Naked and ashamed, I just want to hide. I want to be alone. I don’t want what he wants. I don’t even know who I am anymore.
I lay there hoping this time will be different. This time, I will be more into him. Maybe it won’t hurt, or I won’t bleed. Maybe cancer won’t have the final say.
Quickly, I learn cancer continues to steal the life inside of me and the joy of our marriage. Somehow, he still hasn’t come to terms with cancer dictating what happens in the bedroom, or maybe he’s just more hopeful than me.
Three chapters of chemotherapy, the one more grueling than the next—Hodgkin’s Lymphoma, you didn’t rest in one spot but all over. Birth control, ovary preservation, early menopause, stem cell transplant, mitigating infection, and two menstrual cycles in thirteen months are all green lights go for sex. But not so much because he doesn’t understand or he refuses to accept.
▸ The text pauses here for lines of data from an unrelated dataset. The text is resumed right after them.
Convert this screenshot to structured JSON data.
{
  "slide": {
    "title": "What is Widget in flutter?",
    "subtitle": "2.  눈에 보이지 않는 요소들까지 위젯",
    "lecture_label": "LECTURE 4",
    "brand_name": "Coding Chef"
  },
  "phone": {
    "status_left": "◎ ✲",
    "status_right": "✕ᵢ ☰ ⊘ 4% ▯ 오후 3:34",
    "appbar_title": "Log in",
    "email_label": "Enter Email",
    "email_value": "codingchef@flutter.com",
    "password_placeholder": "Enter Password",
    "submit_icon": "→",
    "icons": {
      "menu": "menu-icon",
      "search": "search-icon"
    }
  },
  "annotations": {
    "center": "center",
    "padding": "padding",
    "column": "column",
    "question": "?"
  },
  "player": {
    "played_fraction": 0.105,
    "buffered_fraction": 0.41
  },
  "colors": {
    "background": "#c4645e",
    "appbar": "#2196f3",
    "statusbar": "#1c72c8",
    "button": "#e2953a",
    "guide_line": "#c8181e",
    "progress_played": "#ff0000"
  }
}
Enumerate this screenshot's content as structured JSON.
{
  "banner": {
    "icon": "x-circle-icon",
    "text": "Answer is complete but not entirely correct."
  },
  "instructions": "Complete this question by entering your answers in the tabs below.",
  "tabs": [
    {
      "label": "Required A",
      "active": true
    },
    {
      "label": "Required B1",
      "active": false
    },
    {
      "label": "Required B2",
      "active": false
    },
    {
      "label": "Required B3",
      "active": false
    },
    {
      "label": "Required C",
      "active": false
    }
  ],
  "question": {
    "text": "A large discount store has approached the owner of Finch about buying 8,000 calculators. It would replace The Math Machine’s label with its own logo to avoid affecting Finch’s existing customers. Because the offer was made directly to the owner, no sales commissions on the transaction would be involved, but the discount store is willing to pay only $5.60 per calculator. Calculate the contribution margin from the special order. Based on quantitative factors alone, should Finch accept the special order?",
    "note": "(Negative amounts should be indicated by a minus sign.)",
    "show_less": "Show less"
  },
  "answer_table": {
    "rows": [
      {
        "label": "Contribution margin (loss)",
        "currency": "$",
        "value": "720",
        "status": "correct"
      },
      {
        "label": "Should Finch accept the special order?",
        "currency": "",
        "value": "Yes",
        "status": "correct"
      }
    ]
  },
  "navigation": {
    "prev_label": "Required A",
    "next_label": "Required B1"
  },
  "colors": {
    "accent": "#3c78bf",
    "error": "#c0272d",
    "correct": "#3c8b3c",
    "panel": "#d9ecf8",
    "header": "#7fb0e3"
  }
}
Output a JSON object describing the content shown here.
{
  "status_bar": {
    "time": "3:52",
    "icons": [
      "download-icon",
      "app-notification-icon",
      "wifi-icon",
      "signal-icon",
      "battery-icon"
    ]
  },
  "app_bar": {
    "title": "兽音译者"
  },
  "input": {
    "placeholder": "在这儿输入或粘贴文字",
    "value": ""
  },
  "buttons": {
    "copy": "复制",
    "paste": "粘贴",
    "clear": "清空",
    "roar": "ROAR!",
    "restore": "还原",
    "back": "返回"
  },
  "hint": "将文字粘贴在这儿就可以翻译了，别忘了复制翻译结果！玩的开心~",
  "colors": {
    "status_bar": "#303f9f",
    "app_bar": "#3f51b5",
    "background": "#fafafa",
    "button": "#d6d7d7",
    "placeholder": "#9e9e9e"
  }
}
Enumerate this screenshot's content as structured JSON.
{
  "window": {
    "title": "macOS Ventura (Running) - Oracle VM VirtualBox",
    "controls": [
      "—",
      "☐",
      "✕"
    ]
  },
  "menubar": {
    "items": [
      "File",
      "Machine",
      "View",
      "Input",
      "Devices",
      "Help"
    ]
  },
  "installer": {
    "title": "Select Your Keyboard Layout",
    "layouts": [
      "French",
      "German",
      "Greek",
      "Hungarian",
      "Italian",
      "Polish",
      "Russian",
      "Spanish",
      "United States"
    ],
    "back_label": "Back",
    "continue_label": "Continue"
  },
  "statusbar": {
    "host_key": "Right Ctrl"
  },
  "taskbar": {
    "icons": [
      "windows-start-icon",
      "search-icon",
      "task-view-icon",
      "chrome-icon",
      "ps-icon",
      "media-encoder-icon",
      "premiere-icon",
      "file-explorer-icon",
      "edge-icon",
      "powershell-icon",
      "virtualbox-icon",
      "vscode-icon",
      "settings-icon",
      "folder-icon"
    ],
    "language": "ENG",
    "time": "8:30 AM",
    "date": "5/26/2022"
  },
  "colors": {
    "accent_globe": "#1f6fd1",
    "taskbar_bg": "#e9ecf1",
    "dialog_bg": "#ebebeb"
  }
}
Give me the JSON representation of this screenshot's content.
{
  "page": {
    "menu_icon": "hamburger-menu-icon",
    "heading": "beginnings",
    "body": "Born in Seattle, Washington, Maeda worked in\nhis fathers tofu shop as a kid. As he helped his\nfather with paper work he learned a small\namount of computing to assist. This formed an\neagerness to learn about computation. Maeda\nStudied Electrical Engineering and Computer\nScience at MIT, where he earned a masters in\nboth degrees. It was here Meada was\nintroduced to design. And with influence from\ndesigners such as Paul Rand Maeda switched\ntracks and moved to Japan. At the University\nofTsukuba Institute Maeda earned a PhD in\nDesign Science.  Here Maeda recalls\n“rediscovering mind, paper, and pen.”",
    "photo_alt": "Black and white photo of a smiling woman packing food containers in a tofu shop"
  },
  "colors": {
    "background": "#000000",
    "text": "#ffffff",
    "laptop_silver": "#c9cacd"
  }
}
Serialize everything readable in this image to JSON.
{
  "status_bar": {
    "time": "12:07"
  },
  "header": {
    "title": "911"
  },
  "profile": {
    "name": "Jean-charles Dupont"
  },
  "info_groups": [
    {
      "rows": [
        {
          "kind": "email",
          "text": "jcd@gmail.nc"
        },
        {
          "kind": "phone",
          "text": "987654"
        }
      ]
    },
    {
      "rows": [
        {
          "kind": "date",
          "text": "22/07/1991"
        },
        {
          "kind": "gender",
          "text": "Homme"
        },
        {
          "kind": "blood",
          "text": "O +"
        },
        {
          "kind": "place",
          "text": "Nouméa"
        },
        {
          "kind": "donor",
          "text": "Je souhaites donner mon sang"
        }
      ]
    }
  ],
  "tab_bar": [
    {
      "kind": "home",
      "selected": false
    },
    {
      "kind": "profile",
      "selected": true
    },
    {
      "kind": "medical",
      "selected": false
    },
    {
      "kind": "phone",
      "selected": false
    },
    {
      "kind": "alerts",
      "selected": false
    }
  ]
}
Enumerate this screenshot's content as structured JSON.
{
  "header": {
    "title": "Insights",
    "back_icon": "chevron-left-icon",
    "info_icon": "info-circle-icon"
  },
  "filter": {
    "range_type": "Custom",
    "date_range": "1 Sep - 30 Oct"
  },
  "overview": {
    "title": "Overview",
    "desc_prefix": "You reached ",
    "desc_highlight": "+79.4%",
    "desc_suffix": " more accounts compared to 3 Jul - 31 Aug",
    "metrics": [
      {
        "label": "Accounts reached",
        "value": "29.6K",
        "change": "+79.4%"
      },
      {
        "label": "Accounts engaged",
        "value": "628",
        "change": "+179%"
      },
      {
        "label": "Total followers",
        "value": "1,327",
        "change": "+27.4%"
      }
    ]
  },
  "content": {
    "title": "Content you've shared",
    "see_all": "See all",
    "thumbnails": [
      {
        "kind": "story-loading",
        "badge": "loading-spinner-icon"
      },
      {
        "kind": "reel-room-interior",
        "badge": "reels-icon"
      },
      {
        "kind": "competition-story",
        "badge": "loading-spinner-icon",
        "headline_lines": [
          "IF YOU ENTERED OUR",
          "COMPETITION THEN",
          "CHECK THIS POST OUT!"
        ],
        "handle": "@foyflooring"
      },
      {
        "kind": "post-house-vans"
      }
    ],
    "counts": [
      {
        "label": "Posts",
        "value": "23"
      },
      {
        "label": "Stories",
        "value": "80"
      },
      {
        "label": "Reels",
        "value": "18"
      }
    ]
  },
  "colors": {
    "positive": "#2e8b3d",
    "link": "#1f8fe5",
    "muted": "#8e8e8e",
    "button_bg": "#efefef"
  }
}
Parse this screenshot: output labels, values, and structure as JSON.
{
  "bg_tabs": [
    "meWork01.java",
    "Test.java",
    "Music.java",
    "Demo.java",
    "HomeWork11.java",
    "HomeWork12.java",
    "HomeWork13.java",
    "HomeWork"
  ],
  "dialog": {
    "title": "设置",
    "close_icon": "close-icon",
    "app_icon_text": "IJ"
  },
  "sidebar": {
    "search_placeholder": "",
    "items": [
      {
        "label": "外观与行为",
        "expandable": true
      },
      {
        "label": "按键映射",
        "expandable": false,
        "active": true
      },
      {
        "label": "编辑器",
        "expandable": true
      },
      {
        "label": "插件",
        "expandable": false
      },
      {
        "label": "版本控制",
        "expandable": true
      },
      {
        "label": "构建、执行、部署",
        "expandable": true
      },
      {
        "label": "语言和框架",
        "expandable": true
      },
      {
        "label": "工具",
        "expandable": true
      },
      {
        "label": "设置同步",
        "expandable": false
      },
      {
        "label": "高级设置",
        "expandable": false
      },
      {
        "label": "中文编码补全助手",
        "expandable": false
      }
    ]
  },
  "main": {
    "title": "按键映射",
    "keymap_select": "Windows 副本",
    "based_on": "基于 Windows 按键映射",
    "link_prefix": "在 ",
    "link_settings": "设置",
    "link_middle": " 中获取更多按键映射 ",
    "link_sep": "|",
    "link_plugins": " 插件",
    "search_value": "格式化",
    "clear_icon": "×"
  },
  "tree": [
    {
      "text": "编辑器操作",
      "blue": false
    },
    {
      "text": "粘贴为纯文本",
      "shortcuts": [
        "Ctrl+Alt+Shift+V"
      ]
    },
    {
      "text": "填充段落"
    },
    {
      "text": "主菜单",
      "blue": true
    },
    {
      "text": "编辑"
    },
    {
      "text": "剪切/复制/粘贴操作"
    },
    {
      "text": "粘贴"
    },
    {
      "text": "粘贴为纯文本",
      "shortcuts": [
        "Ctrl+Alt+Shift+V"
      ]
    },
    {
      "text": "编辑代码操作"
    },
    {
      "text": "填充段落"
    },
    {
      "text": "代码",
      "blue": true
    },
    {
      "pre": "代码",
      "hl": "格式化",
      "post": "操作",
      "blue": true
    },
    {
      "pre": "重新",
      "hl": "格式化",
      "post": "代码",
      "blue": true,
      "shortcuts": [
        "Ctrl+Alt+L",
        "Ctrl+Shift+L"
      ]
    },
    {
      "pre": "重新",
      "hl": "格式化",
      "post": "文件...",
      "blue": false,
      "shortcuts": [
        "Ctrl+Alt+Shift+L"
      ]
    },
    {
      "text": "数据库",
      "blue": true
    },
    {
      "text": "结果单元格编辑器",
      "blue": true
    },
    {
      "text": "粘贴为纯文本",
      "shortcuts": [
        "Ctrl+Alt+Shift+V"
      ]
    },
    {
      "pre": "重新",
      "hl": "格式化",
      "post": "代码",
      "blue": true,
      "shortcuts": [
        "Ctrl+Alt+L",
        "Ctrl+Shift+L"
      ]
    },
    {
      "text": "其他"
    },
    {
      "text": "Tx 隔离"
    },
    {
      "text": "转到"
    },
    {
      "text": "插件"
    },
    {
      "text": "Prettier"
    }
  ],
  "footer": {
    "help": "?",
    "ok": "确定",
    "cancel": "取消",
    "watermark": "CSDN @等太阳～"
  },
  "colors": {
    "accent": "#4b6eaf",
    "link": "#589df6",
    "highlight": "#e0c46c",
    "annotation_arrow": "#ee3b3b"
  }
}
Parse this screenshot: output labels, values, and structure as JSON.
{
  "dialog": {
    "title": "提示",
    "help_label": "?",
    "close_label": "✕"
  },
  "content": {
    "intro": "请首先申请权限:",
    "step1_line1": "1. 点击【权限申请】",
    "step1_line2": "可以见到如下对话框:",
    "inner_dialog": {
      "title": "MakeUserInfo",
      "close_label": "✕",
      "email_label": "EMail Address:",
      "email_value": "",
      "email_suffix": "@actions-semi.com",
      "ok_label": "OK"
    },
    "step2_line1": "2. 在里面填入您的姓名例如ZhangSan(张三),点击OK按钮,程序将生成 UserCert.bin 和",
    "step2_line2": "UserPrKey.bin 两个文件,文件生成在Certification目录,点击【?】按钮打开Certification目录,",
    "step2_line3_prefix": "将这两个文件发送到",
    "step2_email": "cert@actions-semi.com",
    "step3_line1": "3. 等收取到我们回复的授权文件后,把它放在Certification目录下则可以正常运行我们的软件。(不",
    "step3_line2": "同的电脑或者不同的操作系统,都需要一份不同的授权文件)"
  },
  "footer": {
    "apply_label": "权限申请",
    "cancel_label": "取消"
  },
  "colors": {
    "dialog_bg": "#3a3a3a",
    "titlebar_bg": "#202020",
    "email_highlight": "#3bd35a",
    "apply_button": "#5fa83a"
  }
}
I don’t blame him. Cancer steals careers, hobbies, vacations, relationships, friendships, peace, our kids’ youth, dreams, schedules, and livelihood. Why wouldn’t it steal my marriage? Why wouldn’t it steal sex, the lifeline to my marriage? Of course, the lack of intimacy would suffocate my husband. Cancer suffocates. Cancer doesn’t discriminate. Cancer goes after all the things.
I am unwillingly dragged into the constant reminders of hair loss, weight gain, weight loss, a central line, a PICC line, port scars bruised along my flattened chest, and biopsy scars stamped across my back. The joy of always having smooth skin without shaving is no match to the ongoing physical changes that scream, there is no way this is my body. I quickly dress after a shower to avoid glimpses of my cancer wounds before the mirror defogs. Furthermore, feeling intimate quickly becomes a thing of the past.
I am struggling to identify with intimacy in my marriage. I’ve lost connection with my husband and don’t find him attractive anymore. When will this agony end? Could this even get better after treatment?
Unfortunately, and as one could easily predict, what’s not happening in the bedroom can’t stay in the bedroom. Now, our marriage is on the rocks. Wreaking havoc, communication fails, cancer seeping into date night, finances, work schedules, family time, and the day-to-day, tired and crabby, I nestle in delegating tasks to the kids and keeping a tidy home.
Attempting to honor my husband’s needs, I oblige to scheduled sex. For some reason, those tend to be the nights I randomly fall ill from treatment. The anticipatory anxiety I experience upon treatment or doctors’ appointments matches the fear I face in disappointing my husband.
How long will he be patient with me? Has he already ventured onto someone new, someone less broken by cancer? Am I single-handedly ruining my marriage?
Of all the things cancer cripples, my marriage being on the chopping block submittingly awaits its blow. Hi, cancer. Goodbye, marriage of ten years. Seems like an oxymoron to go through the most grueling season of your life to only lose the partner I thought was mine for all my life. But just maybe, I am not alone. When cancer hits, relationships either become stronger, or they become weaker.
Cancer doesn’t only steal life but divides the love of my life and me. Goodbye, physical intimacy. Goodbye, emotional intimacy. Cancer doesn’t discriminate.
If cancer can steal, so can I. I can take back what has been taken away from me. Surely, it may look completely different than life before cancer. People fade, relationships change, and somehow, I am finding exactly what I need in my life.
And luckily, cancer has only pushed him as far away as the couch in the basement, where he spent only three nights. Standing by my side, sex, or no sex, even if I am just starting to find my new footing and dance a new dance, my husband patiently awaits his cancer-free bride. Cancer doesn’t have the final say.